Consumer credit scores have been artificially inflated over the last decade ears and are covering up a very real danger lurking behind hundreds of billions of dollars in debt. And when Goldman Sachs is the one ringing the alarm bell, you know the issue may actually be serious.
Joined by Moody's Analytics and supported by "research" from the Federal Reserve, the steady rise of credit scores during our last decade of "economic expansion" has led to a dangerous concept called "grade inflation", according to Bloomberg.
Grade inflation is the idea that debtors are actually riskier than their scores indicate, due to metrics not accounting for the "robust" economy, which may negatively affect the perception of borrowers' ability to pay back bills on time. This means that when a recession finally happens, there could be a larger than expected fallout for both lenders and investors.
There are around 15 million more consumers with credit scores above 740 today than there were in 2006, and about 15 million fewer consumers with scores below 660, according to Moody’s.
On the surface, this disappearance of subprime borrowers is good news. But is there more than meets the eye to the American consumer's FICO score renaissance?

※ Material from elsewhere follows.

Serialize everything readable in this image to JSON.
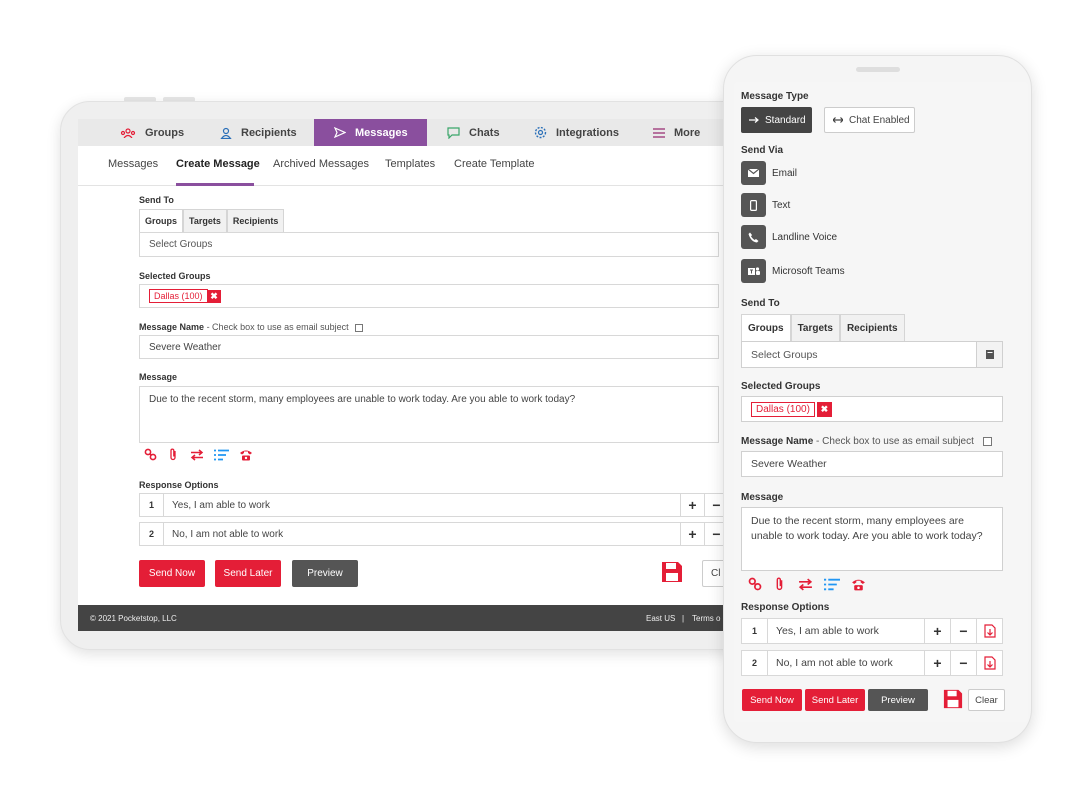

Cris deRitis, deputy chief economist at Moody’s Analytics said: “Borrowers with low credit scores in 2019 pose a much higher relative risk. Because loss rates today are low and competition for high-score borrowers is fierce, lenders may be tempted to lower their credit standards without appreciating that the 660 credit-score borrower today may be relatively worse than a 660-score borrower in 2009.”